TNA Impact’s Gameplay
It sounds innovative, but the truth is TNA Impact’s gameplay is sloppy. Half the time, you can’t even properly hit your opponent, and you’ll end up grabbing air or launching a kick completely out of place. Yet when your opponent strikes, surprise, he manages to grab you perfectly every time – even on the easiest difficulty. What’s more, if you enter a submission or a pin, you need to switch to said touch-screen game to properly execute it. That means you’ll need to play the normal way while holding a stylus, then immediately switch to “tap screen” mode to successfully win the match. It’s real annoying, and can throw off your wrestling game real quick.
TNA Impact doesn’t give you many modes to choose from. There’s Exhibition play, where you can engage in a single match against an opponent; Victory Road, where you compete for a TNA championship; and Bound For Glory, a campaign mode of sorts where you take on the company’s finest superstars. That’s really about it. No Create-a-Wrestler, no online multiplayer…it’s all bare bones.
The same could easily be said about the presentation. Although we did like the video introductions for each of the wrestlers, the models themselves are less than impressive. In fact, Mick Foley is nothing more than Abyss reskinned with a wife beater shirt and weird-looking pants. Same goes for Jay Lethal and Consequences Creed. The animation is very awkward and, in some cases, glitched, as characters have a bad habit of “warping” around the ring, such as when they suddenly jump into a pin. There’s a decent roster here (including exclusive DS character Hulk Hogan), but nothing to really write home about. Worse yet, no TNA Knockouts are present.
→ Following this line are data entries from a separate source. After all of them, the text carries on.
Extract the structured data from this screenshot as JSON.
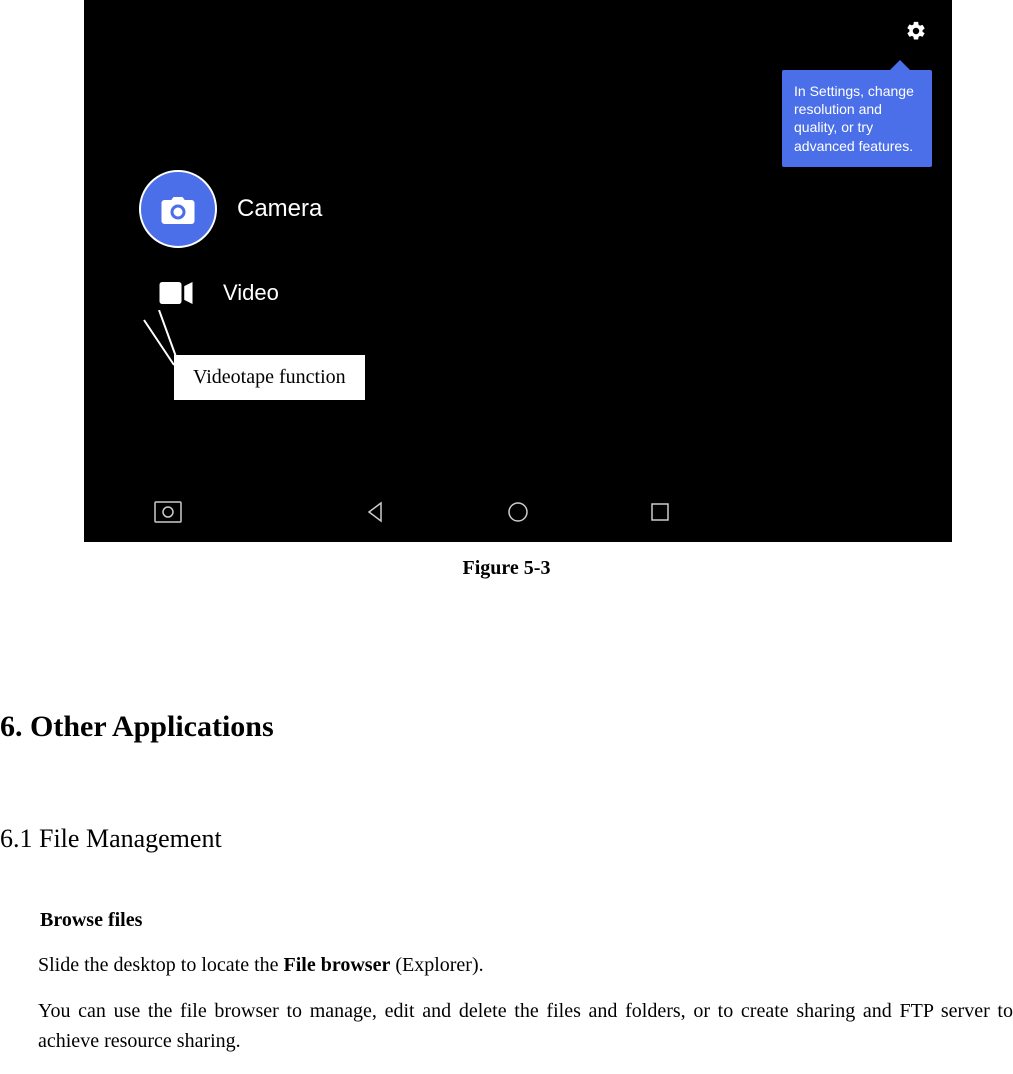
{
  "screenshot": {
    "tooltip": "In Settings, change resolution and quality, or try advanced features.",
    "camera_label": "Camera",
    "video_label": "Video",
    "annotation": "Videotape function"
  },
  "figure_caption": "Figure 5-3",
  "section": {
    "h1": "6. Other Applications",
    "h2": "6.1 File Management",
    "h3": "Browse files",
    "p1_a": "Slide the desktop to locate the ",
    "p1_b": "File browser",
    "p1_c": " (Explorer).",
    "p2": "You can use the file browser to manage, edit and delete the files and folders, or to create sharing and FTP server to achieve resource sharing."
  }
}
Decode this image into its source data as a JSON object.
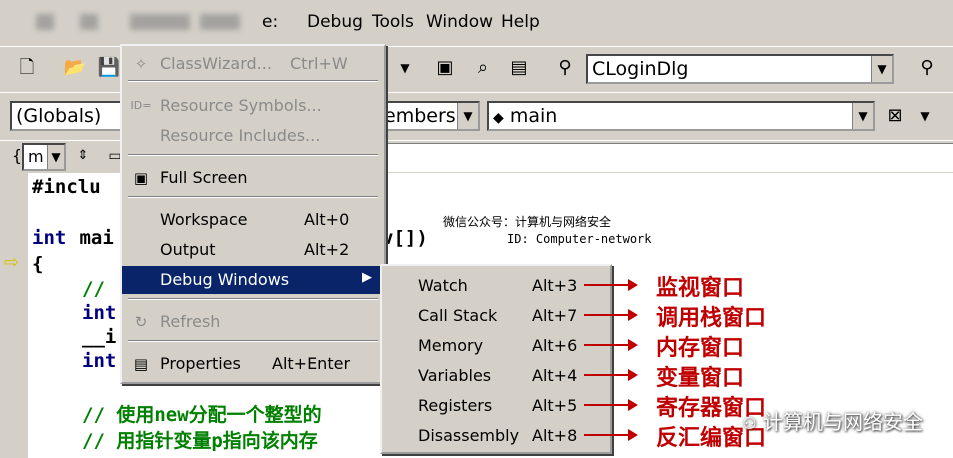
{
  "menubar": {
    "items": [
      "Debug",
      "Tools",
      "Window",
      "Help"
    ],
    "partial": "e:"
  },
  "toolbar": {
    "class_combo": "CLoginDlg"
  },
  "wizardbar": {
    "scope": "(Globals)",
    "members": "embers",
    "function": "main"
  },
  "codebar": {
    "indicator": "m"
  },
  "code": {
    "line1": "#inclu",
    "line2_kw": "int",
    "line2_rest": " mai",
    "line2_tail": "v[])",
    "brace": "{",
    "l4": "//",
    "l5": "int",
    "l6": "__i",
    "l7": "int",
    "c1": "// 使用new分配一个整型的",
    "c2": "// 用指针变量p指向该内存"
  },
  "watermark": {
    "line1": "微信公众号：计算机与网络安全",
    "line2": "ID: Computer-network"
  },
  "view_menu": {
    "items": [
      {
        "label": "ClassWizard...",
        "shortcut": "Ctrl+W"
      },
      {
        "label": "Resource Symbols..."
      },
      {
        "label": "Resource Includes..."
      },
      {
        "label": "Full Screen"
      },
      {
        "label": "Workspace",
        "shortcut": "Alt+0"
      },
      {
        "label": "Output",
        "shortcut": "Alt+2"
      },
      {
        "label": "Debug Windows",
        "submenu_arrow": "▶"
      },
      {
        "label": "Refresh"
      },
      {
        "label": "Properties",
        "shortcut": "Alt+Enter"
      }
    ]
  },
  "debug_windows_menu": {
    "items": [
      {
        "label": "Watch",
        "shortcut": "Alt+3",
        "note": "监视窗口"
      },
      {
        "label": "Call Stack",
        "shortcut": "Alt+7",
        "note": "调用栈窗口"
      },
      {
        "label": "Memory",
        "shortcut": "Alt+6",
        "note": "内存窗口"
      },
      {
        "label": "Variables",
        "shortcut": "Alt+4",
        "note": "变量窗口"
      },
      {
        "label": "Registers",
        "shortcut": "Alt+5",
        "note": "寄存器窗口"
      },
      {
        "label": "Disassembly",
        "shortcut": "Alt+8",
        "note": "反汇编窗口"
      }
    ]
  },
  "brand": "计算机与网络安全",
  "colors": {
    "accent": "#c00000",
    "selection": "#0a246a"
  }
}
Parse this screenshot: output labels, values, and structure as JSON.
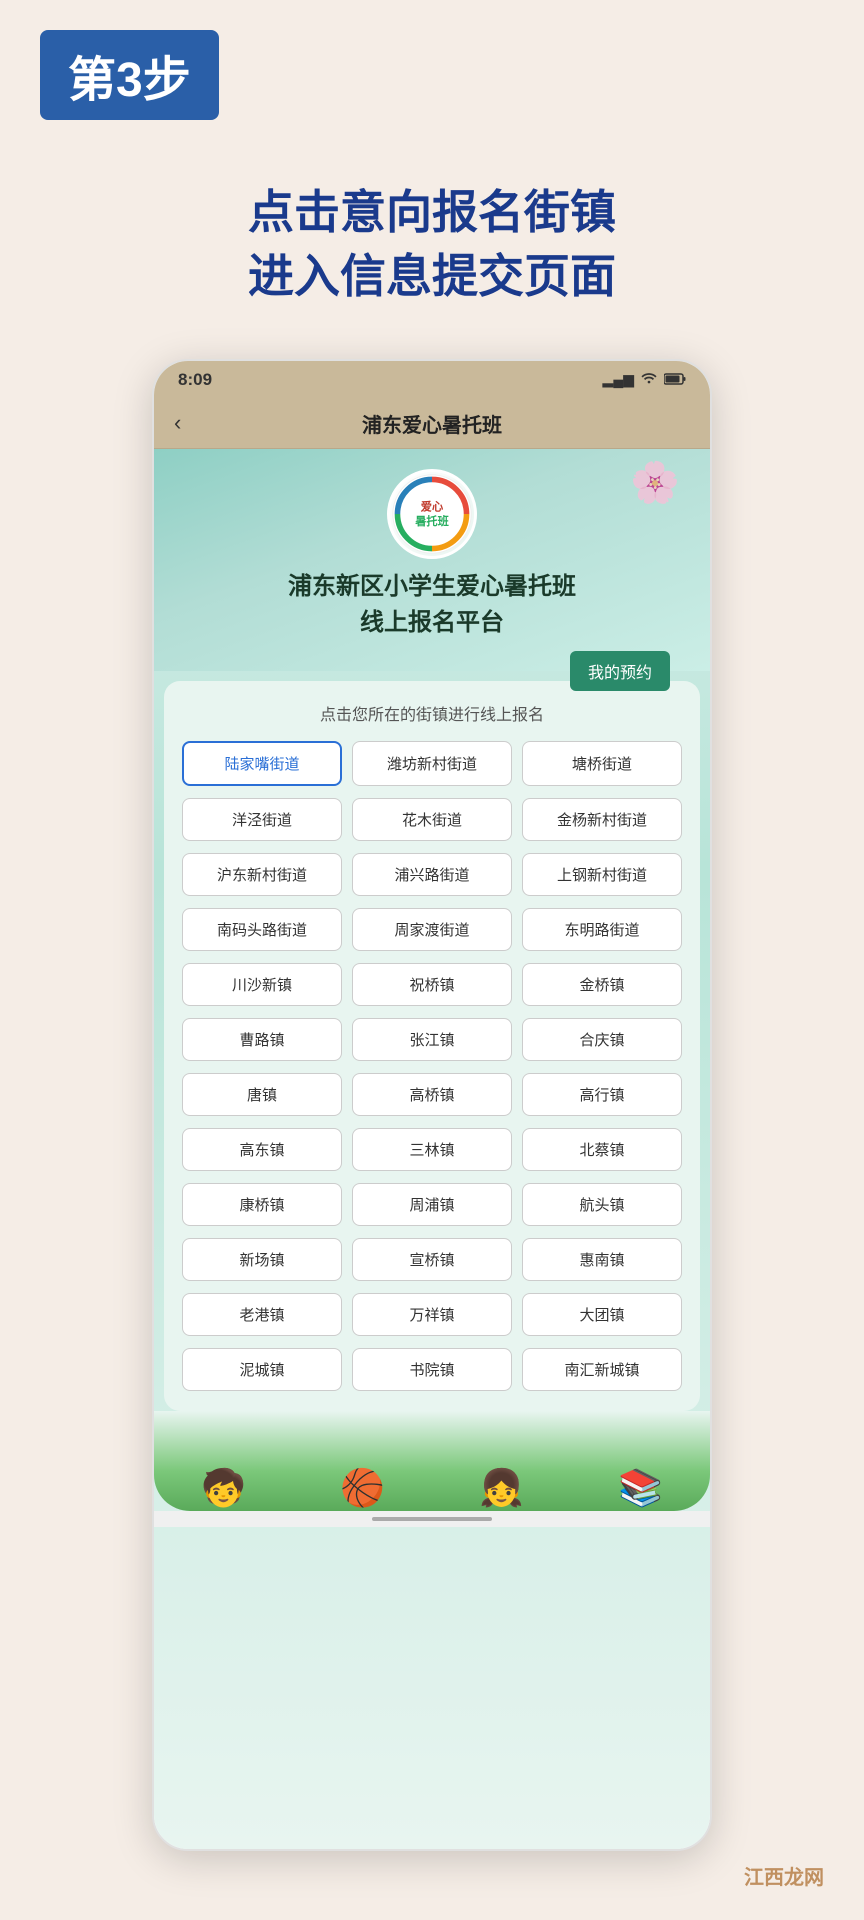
{
  "page": {
    "background_color": "#f5ede6"
  },
  "step_header": {
    "badge_text": "第3步"
  },
  "instruction": {
    "line1": "点击意向报名街镇",
    "line2": "进入信息提交页面"
  },
  "phone": {
    "status_bar": {
      "time": "8:09",
      "signal": "▂▄▆",
      "wifi": "WiFi",
      "battery": "🔋"
    },
    "nav": {
      "back": "‹",
      "title": "浦东爱心暑托班"
    },
    "banner": {
      "logo_text": "爱心\n暑托班",
      "title_line1": "浦东新区小学生爱心暑托班",
      "title_line2": "线上报名平台",
      "my_appointment": "我的预约"
    },
    "districts": {
      "label": "点击您所在的街镇进行线上报名",
      "rows": [
        [
          "陆家嘴街道",
          "潍坊新村街道",
          "塘桥街道"
        ],
        [
          "洋泾街道",
          "花木街道",
          "金杨新村街道"
        ],
        [
          "沪东新村街道",
          "浦兴路街道",
          "上钢新村街道"
        ],
        [
          "南码头路街道",
          "周家渡街道",
          "东明路街道"
        ],
        [
          "川沙新镇",
          "祝桥镇",
          "金桥镇"
        ],
        [
          "曹路镇",
          "张江镇",
          "合庆镇"
        ],
        [
          "唐镇",
          "高桥镇",
          "高行镇"
        ],
        [
          "高东镇",
          "三林镇",
          "北蔡镇"
        ],
        [
          "康桥镇",
          "周浦镇",
          "航头镇"
        ],
        [
          "新场镇",
          "宣桥镇",
          "惠南镇"
        ],
        [
          "老港镇",
          "万祥镇",
          "大团镇"
        ],
        [
          "泥城镇",
          "书院镇",
          "南汇新城镇"
        ]
      ],
      "active_item": "陆家嘴街道"
    }
  },
  "watermark": {
    "text": "江西龙网"
  }
}
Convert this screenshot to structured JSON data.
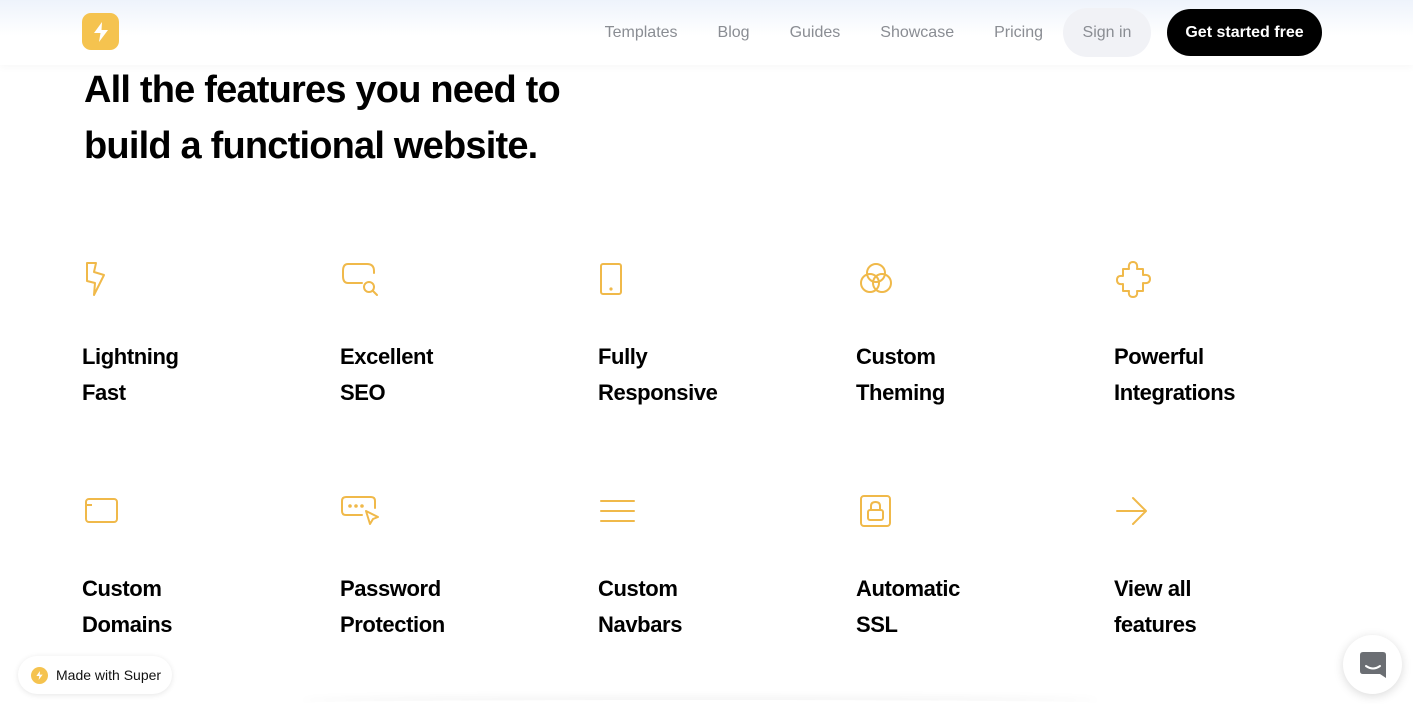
{
  "header": {
    "logo_icon": "lightning-icon",
    "nav": [
      {
        "label": "Templates"
      },
      {
        "label": "Blog"
      },
      {
        "label": "Guides"
      },
      {
        "label": "Showcase"
      },
      {
        "label": "Pricing"
      }
    ],
    "signin_label": "Sign in",
    "cta_label": "Get started free"
  },
  "hero": {
    "line1": "All the features you need to",
    "line2": "build a functional website."
  },
  "features": [
    {
      "icon": "lightning-icon",
      "line1": "Lightning",
      "line2": "Fast"
    },
    {
      "icon": "seo-search-icon",
      "line1": "Excellent",
      "line2": "SEO"
    },
    {
      "icon": "mobile-device-icon",
      "line1": "Fully",
      "line2": "Responsive"
    },
    {
      "icon": "color-circles-icon",
      "line1": "Custom",
      "line2": "Theming"
    },
    {
      "icon": "puzzle-piece-icon",
      "line1": "Powerful",
      "line2": "Integrations"
    },
    {
      "icon": "browser-window-icon",
      "line1": "Custom",
      "line2": "Domains"
    },
    {
      "icon": "password-cursor-icon",
      "line1": "Password",
      "line2": "Protection"
    },
    {
      "icon": "menu-lines-icon",
      "line1": "Custom",
      "line2": "Navbars"
    },
    {
      "icon": "lock-icon",
      "line1": "Automatic",
      "line2": "SSL"
    },
    {
      "icon": "arrow-right-icon",
      "line1": "View all",
      "line2": "features"
    }
  ],
  "badge": {
    "label": "Made with Super"
  },
  "chat": {
    "icon": "chat-icon"
  },
  "colors": {
    "accent": "#f5c34f",
    "icon_stroke": "#f0b94a",
    "nav_text": "#8a8d93",
    "cta_bg": "#000000"
  }
}
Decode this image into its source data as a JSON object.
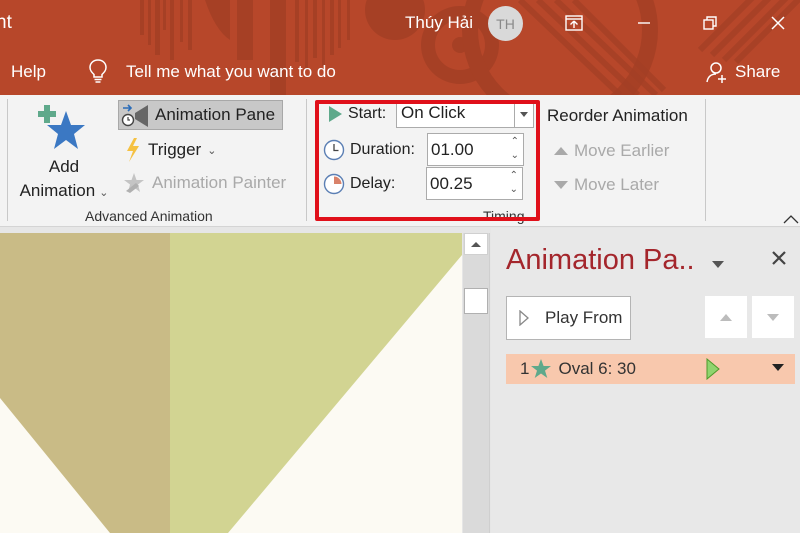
{
  "titlebar": {
    "title_fragment": "nt",
    "user_name": "Thúy Hải",
    "user_initials": "TH",
    "window_buttons": [
      {
        "name": "ribbon-display-options",
        "icon": "ribbon-display-icon"
      },
      {
        "name": "minimize",
        "icon": "minimize-icon"
      },
      {
        "name": "restore",
        "icon": "restore-icon"
      },
      {
        "name": "close",
        "icon": "close-icon"
      }
    ],
    "help_tab": "Help",
    "tell_me_placeholder": "Tell me what you want to do",
    "share_label": "Share"
  },
  "ribbon": {
    "advanced_animation": {
      "add_animation_line1": "Add",
      "add_animation_line2": "Animation",
      "animation_pane": "Animation Pane",
      "trigger": "Trigger",
      "animation_painter": "Animation Painter",
      "group_label": "Advanced Animation"
    },
    "timing": {
      "start_label": "Start:",
      "start_value": "On Click",
      "duration_label": "Duration:",
      "duration_value": "01.00",
      "delay_label": "Delay:",
      "delay_value": "00.25",
      "group_label": "Timing",
      "highlight_color": "#e0101a"
    },
    "reorder": {
      "title": "Reorder Animation",
      "move_earlier": "Move Earlier",
      "move_later": "Move Later"
    }
  },
  "colors": {
    "titlebar_bg": "#b7472a",
    "accent_red": "#a4262c",
    "animation_item_bg": "#f8c8ad",
    "slide_tan": "#c9bb86",
    "slide_green": "#d2d492",
    "slide_cream": "#fcfaf3"
  },
  "animation_pane": {
    "title": "Animation Pa..",
    "play_from_label": "Play From",
    "items": [
      {
        "index": "1",
        "name": "Oval 6: 30",
        "effect_icon": "star-icon"
      }
    ]
  }
}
Their characters probably wouldn’t have looked so hot anyway.
Audio is sparse
Audio is sparse, too. There’s no play-by-play here, no character voices. You just hear the same usual crowds and wrestler themes, and nothing else. They’re not bad, but you expect more from a wrestling game. We’ve heard louder noises during a cricket match.
In the end, TNA Impact: Cross the Line is a dull wrestling game with very little going for it. While we like seeing Hogan in this version and appreciate the video stuff, the actual wrestling is yawn-inducing and the lack of modes totally disappoint. You’d be better off checking out the PSP edition – or better still, watching the actual wrestling show itself.